The Host Marriott Corporation installed 46 bars modeled after Cheers in their hotel and airport lounges. Paramount Pictures licensed the characters and details of the show, allowing the bars to have fake memorabilia such as Sam Malone's supposed jersey while playing for the Red Sox. Among the details Marriott included were two robots, "Bob" and "Hank", one of which was heavy (resembling Norm Peterson), with the other wearing a postal uniform (Cliff Clavin).
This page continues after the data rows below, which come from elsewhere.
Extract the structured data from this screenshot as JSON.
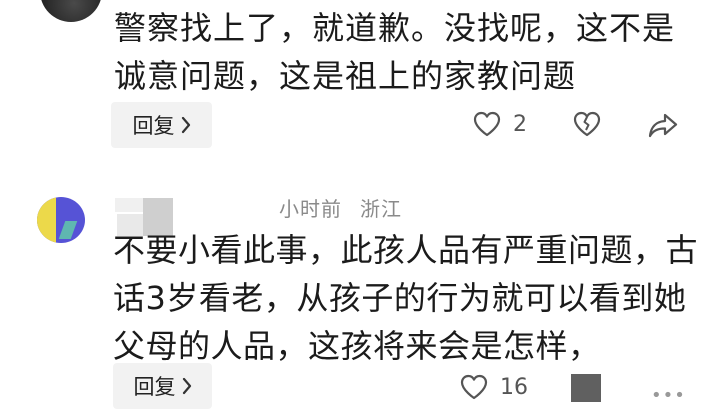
{
  "comments": [
    {
      "text": "警察找上了，就道歉。没找呢，这不是诚意问题，这是祖上的家教问题",
      "reply_label": "回复",
      "like_count": "2"
    },
    {
      "time": "小时前",
      "location": "浙江",
      "text": "不要小看此事，此孩人品有严重问题，古话3岁看老，从孩子的行为就可以看到她父母的人品，这孩将来会是怎样，",
      "reply_label": "回复",
      "like_count": "16"
    }
  ],
  "icons": {
    "chevron": "chevron-right-icon",
    "like": "heart-outline-icon",
    "dislike": "broken-heart-icon",
    "share": "share-arrow-icon",
    "more": "more-dots-icon"
  }
}
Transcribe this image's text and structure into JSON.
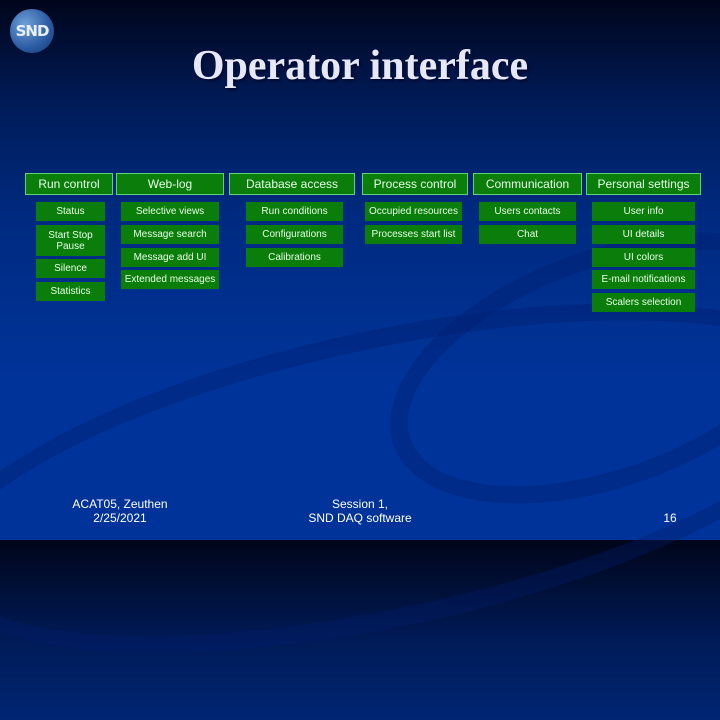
{
  "slide": {
    "logo_text": "SND",
    "title": "Operator interface"
  },
  "columns": [
    {
      "header": "Run control",
      "items": [
        "Status",
        "Start Stop Pause",
        "Silence",
        "Statistics"
      ]
    },
    {
      "header": "Web-log",
      "items": [
        "Selective views",
        "Message search",
        "Message add UI",
        "Extended messages"
      ]
    },
    {
      "header": "Database access",
      "items": [
        "Run conditions",
        "Configurations",
        "Calibrations"
      ]
    },
    {
      "header": "Process control",
      "items": [
        "Occupied resources",
        "Processes start list"
      ]
    },
    {
      "header": "Communication",
      "items": [
        "Users contacts",
        "Chat"
      ]
    },
    {
      "header": "Personal settings",
      "items": [
        "User info",
        "UI details",
        "UI colors",
        "E-mail notifications",
        "Scalers selection"
      ]
    }
  ],
  "footer": {
    "left_line1": "ACAT05,  Zeuthen",
    "left_line2": "2/25/2021",
    "center_line1": "Session 1,",
    "center_line2": "SND DAQ software",
    "page_number": "16"
  }
}
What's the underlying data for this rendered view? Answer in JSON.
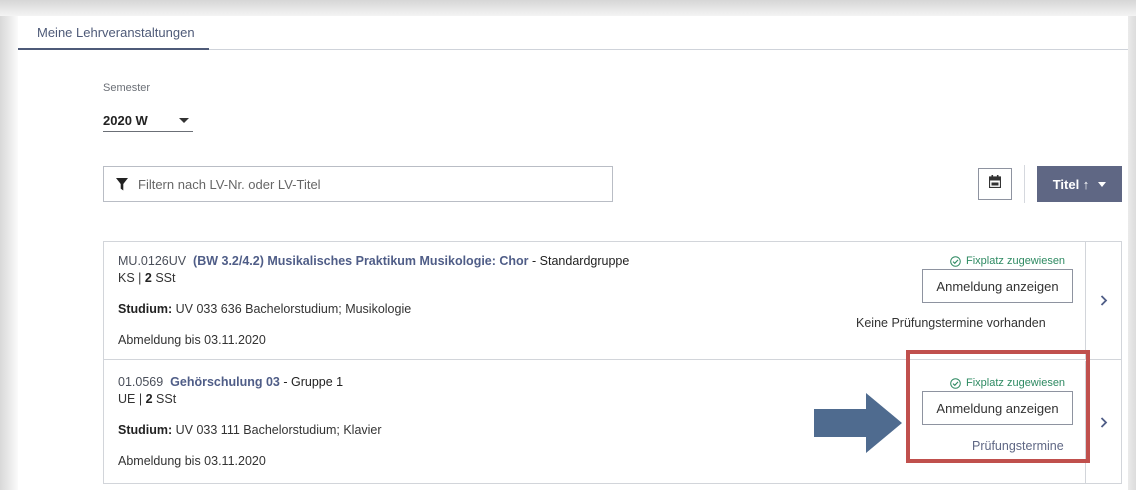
{
  "tabs": {
    "active_label": "Meine Lehrveranstaltungen"
  },
  "semester": {
    "label": "Semester",
    "value": "2020 W"
  },
  "filter": {
    "placeholder": "Filtern nach LV-Nr. oder LV-Titel",
    "icon": "filter-icon"
  },
  "toolbar": {
    "calendar_icon": "calendar-icon",
    "sort_label": "Titel ↑"
  },
  "courses": [
    {
      "number": "MU.0126UV",
      "title": "(BW 3.2/4.2) Musikalisches Praktikum Musikologie: Chor",
      "group": " - Standardgruppe",
      "type": "KS",
      "sst_value": "2",
      "sst_unit": "SSt",
      "study_label": "Studium:",
      "study_value": " UV 033 636 Bachelorstudium; Musikologie",
      "deregistration": "Abmeldung bis 03.11.2020",
      "status": "Fixplatz zugewiesen",
      "button_label": "Anmeldung anzeigen",
      "exam_text": "Keine Prüfungstermine vorhanden"
    },
    {
      "number": "01.0569",
      "title": "Gehörschulung 03",
      "group": " - Gruppe 1",
      "type": "UE",
      "sst_value": "2",
      "sst_unit": "SSt",
      "study_label": "Studium:",
      "study_value": " UV 033 111 Bachelorstudium; Klavier",
      "deregistration": "Abmeldung bis 03.11.2020",
      "status": "Fixplatz zugewiesen",
      "button_label": "Anmeldung anzeigen",
      "exam_link": "Prüfungstermine"
    }
  ],
  "colors": {
    "accent": "#5f6784",
    "link": "#4f5d87",
    "status_green": "#2e8a62",
    "highlight_red": "#c0504d",
    "arrow_blue": "#4f6b8f"
  }
}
Ratzenberger and Wendt filed a groundbreaking lawsuit against Paramount in 1993 (around the time that Viacom purchased Paramount), claiming that the company was illegally licensing and earning off their images without their permission. Ratzenberger and Wendt claimed that Paramount could not earn off their images simply because the robots are dressed like the characters over which Paramount still holds rights. The case was dismissed by a Los Angeles Superior Court judge in 1996, though a federal judge reinstated the case in the Los Angeles court. Paramount tried to bring the case before the Supreme Court of the United States but the court refused to hear the case, instead merely reaffirming the ruling to reinstate the case in the Superior Court. Some believe the case could have had significant implications in Hollywood, as its outcome would have determined whether rights over a character imply rights to reproduce the actor's image with or without his or her permission, so long as the image is of the actor as the character. Rather, Paramount settled with the two before a ruling in the suit was delivered.
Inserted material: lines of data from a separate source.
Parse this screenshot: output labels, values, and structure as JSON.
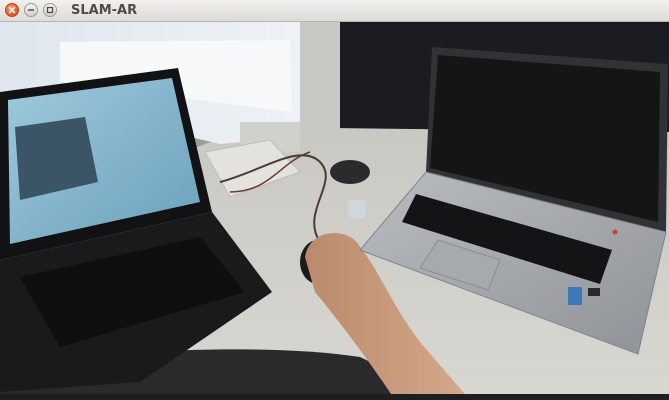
{
  "window": {
    "title": "SLAM-AR",
    "controls": {
      "close_icon": "close-icon",
      "minimize_icon": "minimize-icon",
      "maximize_icon": "maximize-icon"
    }
  },
  "viewport": {
    "description_icon": "camera-feed",
    "ar_overlay": "virtual-laptop-model"
  },
  "colors": {
    "titlebar": "#dedcd8",
    "close_button": "#e2531c",
    "title_text": "#4c4c4c"
  }
}
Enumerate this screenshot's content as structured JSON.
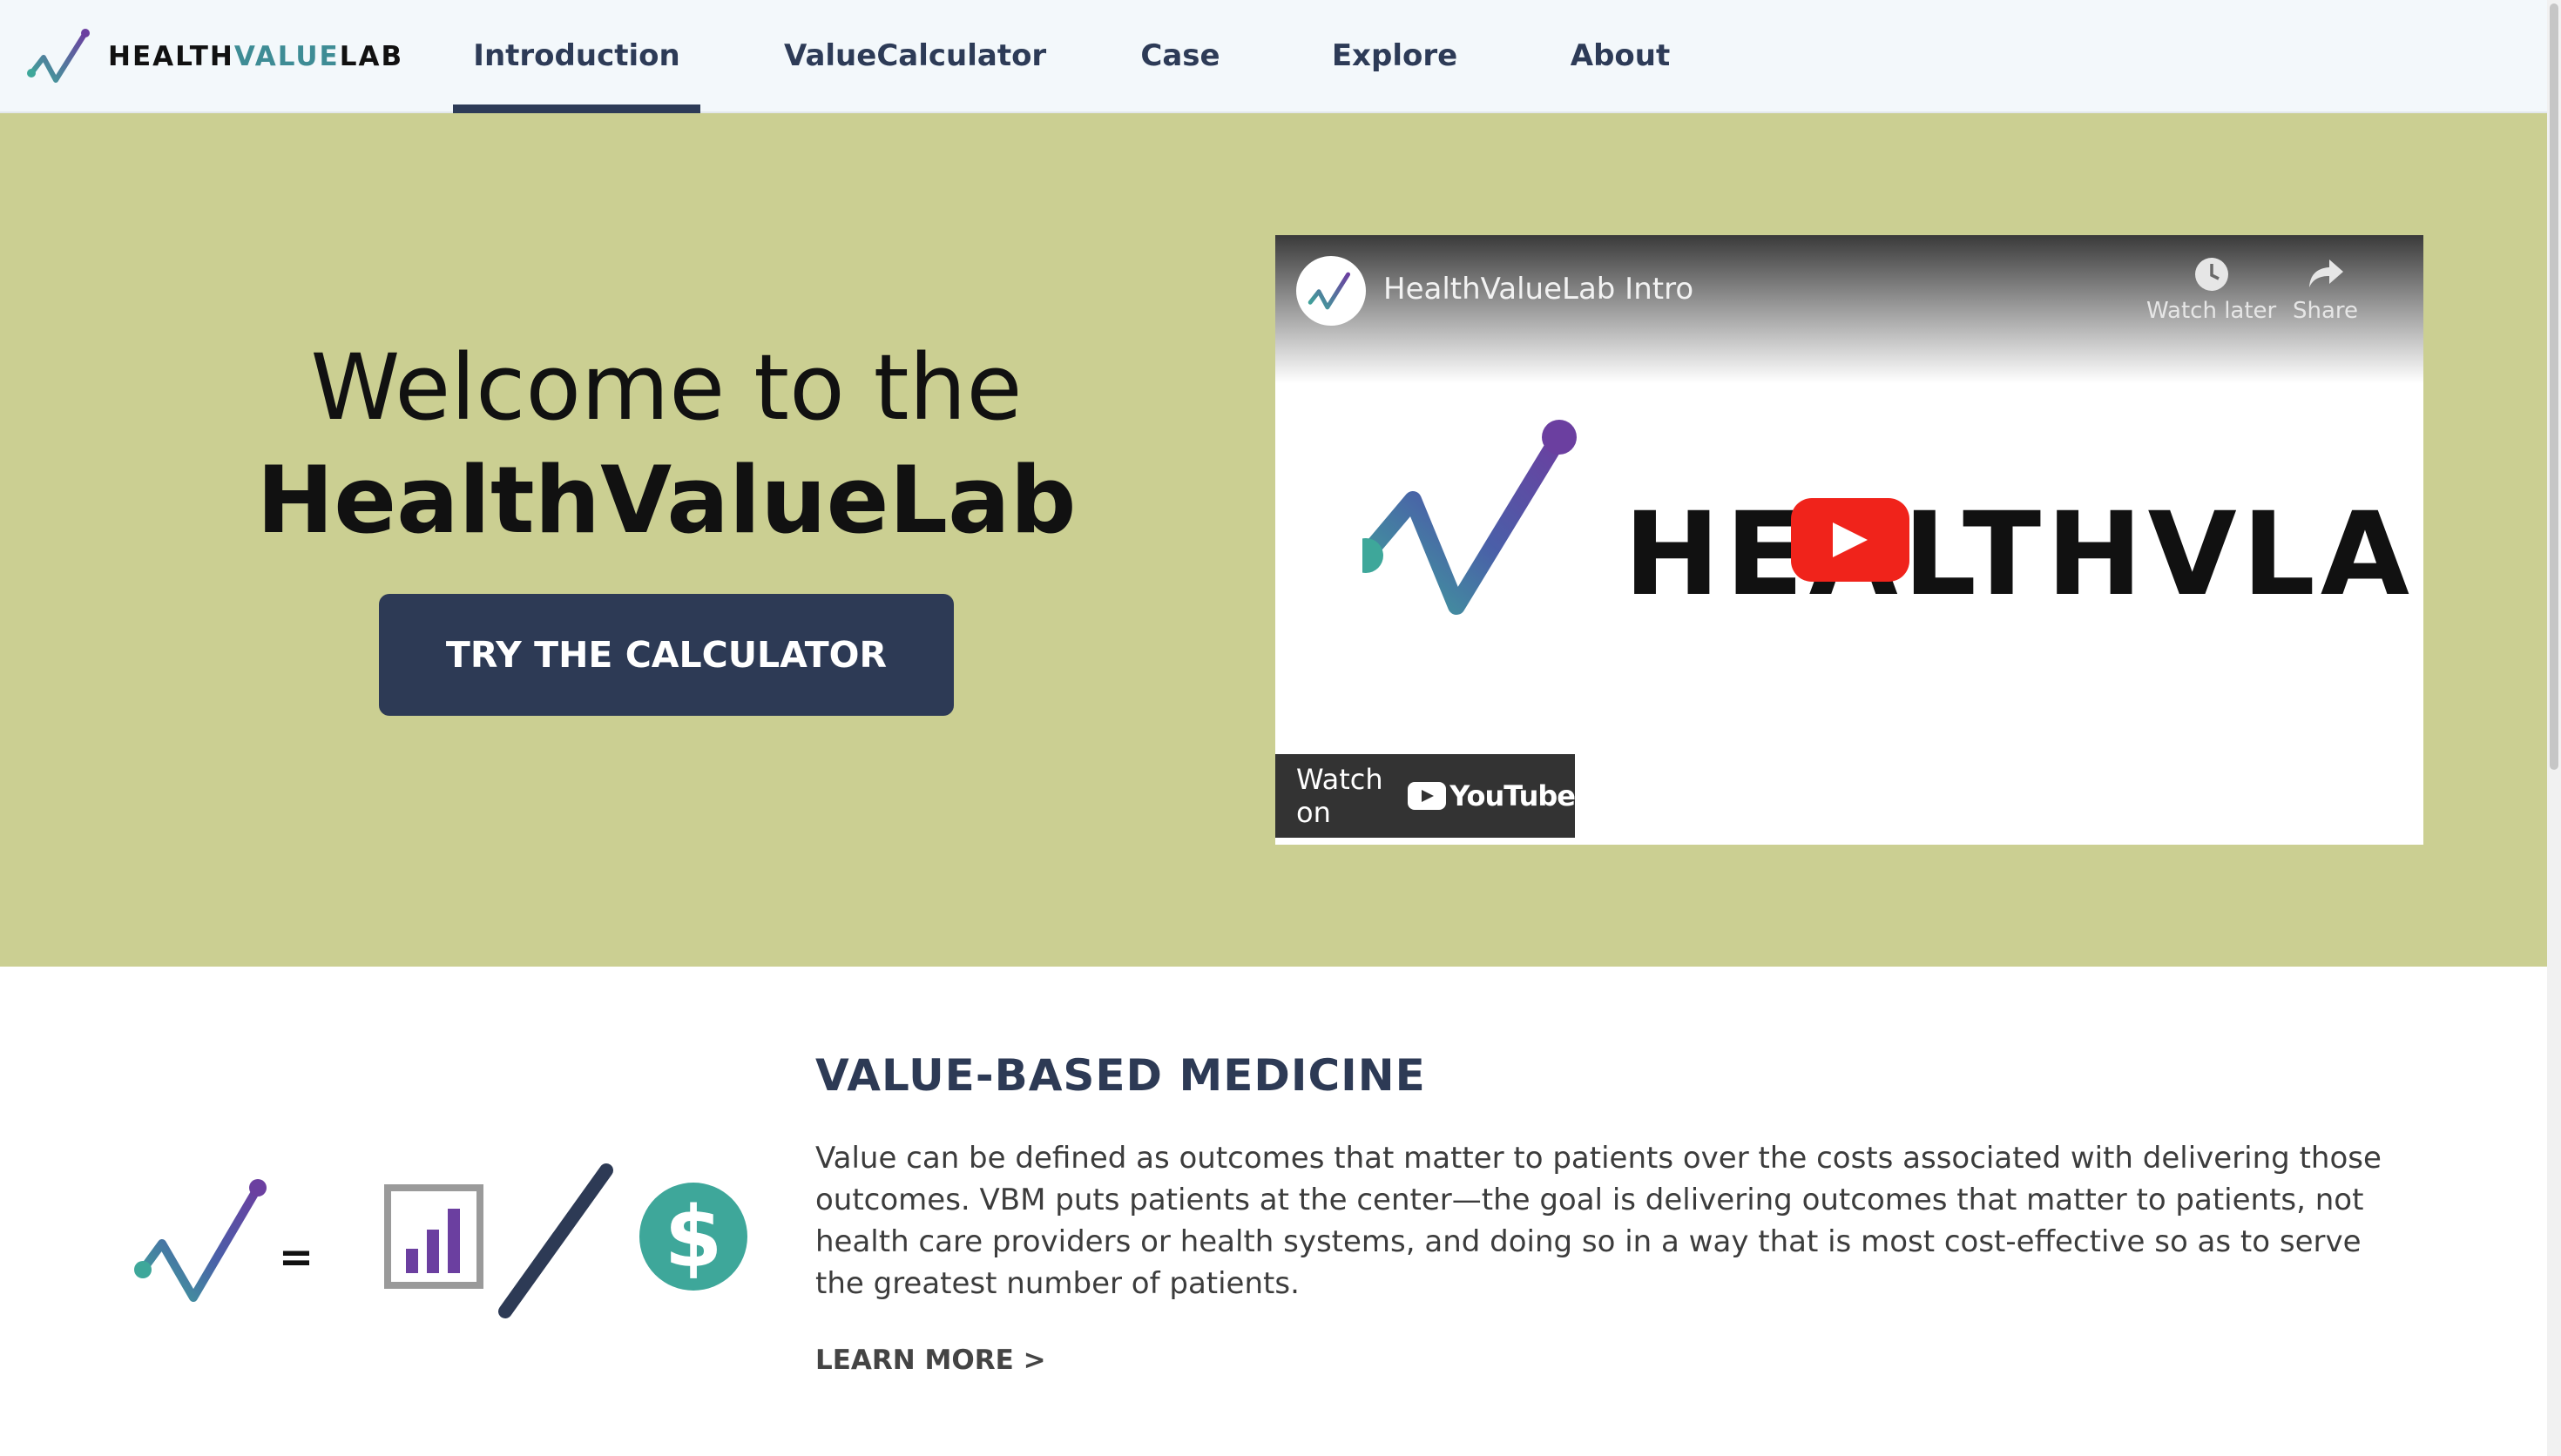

The first year of the show took place entirely within the confines of the bar. (The first location outside the bar ever seen was Diane's apartment.) When the series became a hit, the characters started venturing further afield, first to other sets and eventually to an occasional exterior location. The exterior location shots of the bar were actually of the Bull & Finch Pub, located directly north of the Boston Public Garden, which has become a tourist attraction because of its association with the series and draws in nearly a million visitors annually. It has since been renamed Cheers Beacon Hill, though its interior is different from the TV bar. To further capitalize on the show's popularity, another bar, Cheers Faneuil Hall, was built to be a replica of the show's set to provide tourists with a bar whose interior was closer to the one they saw on TV. It is near Faneuil Hall, about a mile from the Bull & Finch Pub. The official Cheers site is www.cheersboston.com In 1997 Europe's first officially licensed Cheers bar opened in London's Regent's Street W1. Like Cheers Faneuil Hall, Cheers London is an exact replica of the set. The gala opening was attended by James Burrows and cast members George Wendt and John Ratzenberger. The actual bar set was on display at the Hollywood Entertainment Museum until the museum’s closing in early 2006.